Back to top
Article Information

Corresponding author: C. A. Jacobi, MD, Department of Surgery, Charité, Humboldt-University of Berlin, Schumann Straße 20/21, D-10098 Berlin, Germany.

References
1.
Attwood  SEHill  ADMurphy  PGThorton  JStephens  RB A prospective randomized trial of laparoscopic vs open appendectomy. Surgery. 1992;112497- 501
2.
Geis  WPKim  HC Use of laparoscopy in the diagnosis and treatment of patients with surgical abdominal sepsis. Surg Endosc. 1995;9178- 182Article
3.
Hansen  JBSmithers  BMSchache  DWall  DRMiller  BJMenzies  BL Laparoscopic vs open appendectomy: a prospective randomized trial. World J Surg. 1996;2017- 20Article
4.
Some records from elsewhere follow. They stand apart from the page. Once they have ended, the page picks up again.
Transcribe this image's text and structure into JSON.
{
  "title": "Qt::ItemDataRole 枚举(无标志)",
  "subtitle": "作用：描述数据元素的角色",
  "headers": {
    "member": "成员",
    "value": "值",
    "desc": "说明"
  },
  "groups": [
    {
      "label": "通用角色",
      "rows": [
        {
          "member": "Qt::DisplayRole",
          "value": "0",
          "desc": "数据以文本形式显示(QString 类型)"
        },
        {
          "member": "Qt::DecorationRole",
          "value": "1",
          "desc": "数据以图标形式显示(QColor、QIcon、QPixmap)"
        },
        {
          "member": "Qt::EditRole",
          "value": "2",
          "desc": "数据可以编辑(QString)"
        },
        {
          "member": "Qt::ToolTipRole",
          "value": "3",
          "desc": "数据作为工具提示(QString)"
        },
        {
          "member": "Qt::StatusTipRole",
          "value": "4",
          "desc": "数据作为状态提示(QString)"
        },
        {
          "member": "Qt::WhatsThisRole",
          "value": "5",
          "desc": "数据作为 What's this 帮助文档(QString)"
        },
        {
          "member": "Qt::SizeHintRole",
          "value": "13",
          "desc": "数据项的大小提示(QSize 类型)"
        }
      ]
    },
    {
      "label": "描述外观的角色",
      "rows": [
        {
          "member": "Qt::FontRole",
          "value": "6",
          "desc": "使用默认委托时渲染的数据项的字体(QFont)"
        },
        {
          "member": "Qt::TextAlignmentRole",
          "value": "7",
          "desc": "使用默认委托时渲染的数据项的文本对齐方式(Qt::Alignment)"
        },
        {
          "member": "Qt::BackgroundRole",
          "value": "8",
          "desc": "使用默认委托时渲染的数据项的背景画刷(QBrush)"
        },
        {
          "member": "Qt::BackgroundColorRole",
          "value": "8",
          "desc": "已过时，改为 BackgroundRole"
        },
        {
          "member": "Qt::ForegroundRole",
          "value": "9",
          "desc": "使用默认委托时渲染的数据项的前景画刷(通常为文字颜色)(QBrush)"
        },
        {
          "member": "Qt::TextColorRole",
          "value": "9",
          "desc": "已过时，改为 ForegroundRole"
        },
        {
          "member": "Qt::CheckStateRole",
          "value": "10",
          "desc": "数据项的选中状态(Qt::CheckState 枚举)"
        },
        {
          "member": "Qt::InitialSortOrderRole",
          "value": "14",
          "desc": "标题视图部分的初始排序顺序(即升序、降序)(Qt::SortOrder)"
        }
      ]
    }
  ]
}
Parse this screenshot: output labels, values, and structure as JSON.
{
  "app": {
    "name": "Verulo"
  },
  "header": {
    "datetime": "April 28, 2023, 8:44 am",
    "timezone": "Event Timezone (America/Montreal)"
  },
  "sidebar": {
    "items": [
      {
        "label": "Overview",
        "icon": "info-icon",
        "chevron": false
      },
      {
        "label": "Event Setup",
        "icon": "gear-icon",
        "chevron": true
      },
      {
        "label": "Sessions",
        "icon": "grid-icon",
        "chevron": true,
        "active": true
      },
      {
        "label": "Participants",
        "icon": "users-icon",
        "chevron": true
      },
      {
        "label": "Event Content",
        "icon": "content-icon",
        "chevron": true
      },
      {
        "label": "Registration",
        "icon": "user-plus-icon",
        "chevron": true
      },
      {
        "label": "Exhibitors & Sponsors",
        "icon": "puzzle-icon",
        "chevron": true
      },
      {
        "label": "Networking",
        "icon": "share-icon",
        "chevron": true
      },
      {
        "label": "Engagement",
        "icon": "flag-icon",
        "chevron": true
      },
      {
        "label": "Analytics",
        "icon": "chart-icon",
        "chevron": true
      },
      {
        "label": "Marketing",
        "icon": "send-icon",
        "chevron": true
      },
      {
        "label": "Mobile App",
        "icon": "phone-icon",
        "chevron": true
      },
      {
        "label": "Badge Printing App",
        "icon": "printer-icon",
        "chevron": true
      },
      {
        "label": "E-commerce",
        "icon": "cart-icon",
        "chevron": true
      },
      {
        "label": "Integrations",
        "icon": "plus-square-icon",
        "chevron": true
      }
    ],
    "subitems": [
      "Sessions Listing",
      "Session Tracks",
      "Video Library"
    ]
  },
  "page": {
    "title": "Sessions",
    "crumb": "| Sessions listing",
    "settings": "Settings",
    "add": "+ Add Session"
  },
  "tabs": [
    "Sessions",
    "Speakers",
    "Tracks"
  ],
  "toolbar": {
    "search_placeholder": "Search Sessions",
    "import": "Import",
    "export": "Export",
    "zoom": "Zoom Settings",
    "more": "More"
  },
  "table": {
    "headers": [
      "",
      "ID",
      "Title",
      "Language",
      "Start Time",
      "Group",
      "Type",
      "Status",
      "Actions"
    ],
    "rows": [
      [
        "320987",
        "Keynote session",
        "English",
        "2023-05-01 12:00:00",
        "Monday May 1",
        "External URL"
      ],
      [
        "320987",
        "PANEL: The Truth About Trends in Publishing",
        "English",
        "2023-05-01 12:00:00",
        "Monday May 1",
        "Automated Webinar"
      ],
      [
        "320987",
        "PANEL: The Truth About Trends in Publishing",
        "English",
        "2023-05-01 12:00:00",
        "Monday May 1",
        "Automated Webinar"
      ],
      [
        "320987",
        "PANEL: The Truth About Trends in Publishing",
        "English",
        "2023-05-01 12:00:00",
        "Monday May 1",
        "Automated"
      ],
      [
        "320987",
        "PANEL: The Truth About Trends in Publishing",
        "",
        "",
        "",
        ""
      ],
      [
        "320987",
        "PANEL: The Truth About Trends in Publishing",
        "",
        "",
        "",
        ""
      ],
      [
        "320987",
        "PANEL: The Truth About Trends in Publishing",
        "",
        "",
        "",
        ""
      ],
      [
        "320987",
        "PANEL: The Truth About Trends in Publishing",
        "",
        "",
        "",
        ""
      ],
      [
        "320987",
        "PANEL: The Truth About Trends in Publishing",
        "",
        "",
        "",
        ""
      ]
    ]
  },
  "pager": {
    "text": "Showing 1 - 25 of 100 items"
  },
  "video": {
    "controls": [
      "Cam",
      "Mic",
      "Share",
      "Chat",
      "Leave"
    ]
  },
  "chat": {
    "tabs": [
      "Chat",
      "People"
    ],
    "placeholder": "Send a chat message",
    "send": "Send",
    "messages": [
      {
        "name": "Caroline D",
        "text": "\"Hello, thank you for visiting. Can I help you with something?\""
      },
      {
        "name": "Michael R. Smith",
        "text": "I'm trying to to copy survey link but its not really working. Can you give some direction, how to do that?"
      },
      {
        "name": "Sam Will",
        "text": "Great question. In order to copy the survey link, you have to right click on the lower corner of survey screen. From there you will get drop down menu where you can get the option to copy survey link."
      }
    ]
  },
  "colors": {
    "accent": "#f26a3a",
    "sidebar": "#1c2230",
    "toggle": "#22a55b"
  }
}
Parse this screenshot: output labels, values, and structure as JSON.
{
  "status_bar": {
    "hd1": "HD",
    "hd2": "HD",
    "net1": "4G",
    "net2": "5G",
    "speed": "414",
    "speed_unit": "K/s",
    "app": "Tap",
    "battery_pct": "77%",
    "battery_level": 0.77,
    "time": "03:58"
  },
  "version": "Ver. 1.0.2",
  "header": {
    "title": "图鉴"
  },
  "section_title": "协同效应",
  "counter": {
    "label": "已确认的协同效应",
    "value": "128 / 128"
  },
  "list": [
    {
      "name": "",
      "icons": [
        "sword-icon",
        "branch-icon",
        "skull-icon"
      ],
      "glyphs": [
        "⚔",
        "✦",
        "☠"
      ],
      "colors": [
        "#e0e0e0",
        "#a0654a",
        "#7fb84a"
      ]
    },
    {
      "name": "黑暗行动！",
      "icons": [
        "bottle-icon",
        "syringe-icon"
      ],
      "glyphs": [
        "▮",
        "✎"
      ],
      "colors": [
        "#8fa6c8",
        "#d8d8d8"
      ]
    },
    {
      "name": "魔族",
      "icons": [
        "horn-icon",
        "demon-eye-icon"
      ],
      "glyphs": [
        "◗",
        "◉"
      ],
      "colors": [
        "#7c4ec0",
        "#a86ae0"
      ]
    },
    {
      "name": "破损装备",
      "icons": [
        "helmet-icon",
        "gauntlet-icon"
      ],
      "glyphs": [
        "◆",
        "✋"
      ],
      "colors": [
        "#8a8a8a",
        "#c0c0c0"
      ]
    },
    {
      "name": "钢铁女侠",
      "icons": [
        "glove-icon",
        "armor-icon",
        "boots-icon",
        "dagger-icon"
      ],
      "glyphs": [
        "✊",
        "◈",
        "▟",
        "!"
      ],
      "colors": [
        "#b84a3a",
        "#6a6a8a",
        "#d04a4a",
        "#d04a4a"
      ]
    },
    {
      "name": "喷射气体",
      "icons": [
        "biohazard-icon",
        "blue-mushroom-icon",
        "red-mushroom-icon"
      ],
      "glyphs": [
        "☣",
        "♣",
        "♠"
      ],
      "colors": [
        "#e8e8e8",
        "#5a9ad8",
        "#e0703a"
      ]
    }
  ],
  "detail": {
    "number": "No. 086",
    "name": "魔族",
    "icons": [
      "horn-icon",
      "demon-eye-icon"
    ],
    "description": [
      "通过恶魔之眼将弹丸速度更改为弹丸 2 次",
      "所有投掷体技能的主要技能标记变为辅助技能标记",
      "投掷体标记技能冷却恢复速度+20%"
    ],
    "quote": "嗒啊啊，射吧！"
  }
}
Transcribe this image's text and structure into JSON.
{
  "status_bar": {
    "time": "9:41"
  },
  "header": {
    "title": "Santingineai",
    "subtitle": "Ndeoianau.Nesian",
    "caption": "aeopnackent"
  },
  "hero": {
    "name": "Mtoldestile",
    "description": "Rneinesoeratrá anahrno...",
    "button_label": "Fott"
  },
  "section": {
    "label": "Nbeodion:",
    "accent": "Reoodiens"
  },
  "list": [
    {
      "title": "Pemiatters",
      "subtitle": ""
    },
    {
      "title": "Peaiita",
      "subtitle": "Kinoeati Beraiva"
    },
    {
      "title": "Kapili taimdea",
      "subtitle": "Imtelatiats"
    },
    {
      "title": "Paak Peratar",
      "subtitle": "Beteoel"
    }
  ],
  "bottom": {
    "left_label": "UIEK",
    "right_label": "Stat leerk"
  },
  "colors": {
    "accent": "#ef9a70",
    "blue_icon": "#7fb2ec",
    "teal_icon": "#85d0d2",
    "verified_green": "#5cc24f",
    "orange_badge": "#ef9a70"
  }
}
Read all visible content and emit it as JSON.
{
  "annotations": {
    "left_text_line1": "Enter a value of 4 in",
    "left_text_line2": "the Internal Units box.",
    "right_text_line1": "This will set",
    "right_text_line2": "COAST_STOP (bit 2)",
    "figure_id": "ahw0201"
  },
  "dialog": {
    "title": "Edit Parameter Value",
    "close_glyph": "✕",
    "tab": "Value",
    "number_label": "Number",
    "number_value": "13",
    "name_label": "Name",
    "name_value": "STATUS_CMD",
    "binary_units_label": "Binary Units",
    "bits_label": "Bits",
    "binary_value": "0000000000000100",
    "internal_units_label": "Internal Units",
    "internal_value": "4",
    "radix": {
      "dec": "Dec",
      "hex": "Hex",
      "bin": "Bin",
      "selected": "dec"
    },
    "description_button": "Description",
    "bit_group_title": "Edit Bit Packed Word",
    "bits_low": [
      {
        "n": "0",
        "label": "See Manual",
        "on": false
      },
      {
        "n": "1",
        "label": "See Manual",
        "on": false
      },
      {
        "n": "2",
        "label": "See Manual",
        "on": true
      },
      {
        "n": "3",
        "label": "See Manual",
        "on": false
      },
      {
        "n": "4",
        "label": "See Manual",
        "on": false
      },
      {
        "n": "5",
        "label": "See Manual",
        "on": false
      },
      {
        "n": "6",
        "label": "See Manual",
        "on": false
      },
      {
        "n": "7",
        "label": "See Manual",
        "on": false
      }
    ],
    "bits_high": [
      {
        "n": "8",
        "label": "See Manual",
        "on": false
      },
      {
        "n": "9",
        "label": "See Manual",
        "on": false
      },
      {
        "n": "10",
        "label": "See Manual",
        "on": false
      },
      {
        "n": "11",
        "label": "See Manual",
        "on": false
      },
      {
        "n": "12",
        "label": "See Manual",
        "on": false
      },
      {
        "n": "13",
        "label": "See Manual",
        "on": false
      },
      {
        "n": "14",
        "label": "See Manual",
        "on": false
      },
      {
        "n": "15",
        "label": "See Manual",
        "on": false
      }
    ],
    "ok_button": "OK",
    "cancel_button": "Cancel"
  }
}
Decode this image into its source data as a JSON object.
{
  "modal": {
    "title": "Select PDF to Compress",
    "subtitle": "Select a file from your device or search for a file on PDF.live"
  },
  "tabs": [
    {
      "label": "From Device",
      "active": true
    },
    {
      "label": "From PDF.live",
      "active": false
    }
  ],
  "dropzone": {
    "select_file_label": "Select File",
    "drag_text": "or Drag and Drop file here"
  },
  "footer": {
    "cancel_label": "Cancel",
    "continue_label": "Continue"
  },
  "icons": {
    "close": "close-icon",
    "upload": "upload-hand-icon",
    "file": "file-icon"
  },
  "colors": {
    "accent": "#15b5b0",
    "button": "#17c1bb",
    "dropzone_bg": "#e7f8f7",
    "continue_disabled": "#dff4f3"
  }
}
Tate  JDawson  JWChung  SCLau  WYLi  AK Laparoscopic vs open appendectomy: prospective randomised trial. Lancet. 1993;342633- 637Article
5.
Urbano  DRossi  MDe Simone  PBerloco  PAlfani  DCortesini  R Alternative laparoscopic management of perforated peptic ulcers. Surg Endosc. 1994;81208- 1211Article
6.
Gurtner  GCRobertson  CSChung  SCSLing  TKWIp  SMLi  AKC Effect of carbon dioxide pneumoperitoneum on bacteraemia and endotoxaemia in an animal model of peritonitis. Br J Surg. 1995;82844- 848Article
7.
Eleftheriadis  EKotzampassi  KPapanotas  KHeliadis  NSarris  K Gut ischemia, oxidative stress, and bacterial translocation in elevated abdominal pressure in rats. World J Surg. 1996;2011- 16Article
8.
Lorenz  WReimund  KPWeitzel  F  et al.  Granulocyte colony–stimulating factor prophylaxis before operation protects against lethal consequences of postoperative peritonitis. Surgery. 1994;116925- 934
9.
Blöchle  CEmmermann  AAchilles  ETreu  HZornig  CBroelsch  CE Effect of a pneumoperitoneum on the extent and severity of peritonitis induced by gastric ulcer perforation in the rat. Surg Endosc. 1995;9898- 901
10.
Walker  APKrepel  CJGohr  CMEdmiston  CE Microflora of abdominal sepsis by locus of infection. J Clin Microbiol. 1994;32557- 558
11.
Zubkov  MNMenshikov  DDGugutsidze  ENChegin  VMVasina  TA Microbiologic diagnosis of mixed anaerobic and aerobic surgical infections. Antibiot Khimioter. 1995;4046- 50
12.
Tsilibary  ECWissig  SL Lymphatic absorption from the peritoneal cavity: regulation of patency of mesothelial stomata. Microvasc Res. 1983;2522- 39Article
13.
Gill  CODelacy  KM Growth of Escherichia coli and Salmonella typhimurium on high-pH beef packed under vacuum or carbon dioxide. Int J Food Microbiol. 1991;1321- 30Article
14.
Harmon  GDSenagore  AJKilbride  MJWarzynski  MJ Interleukin 6 response to laparoscopic and open colectomy. Dis Colon Rectum. 1994;37754- 759Article
×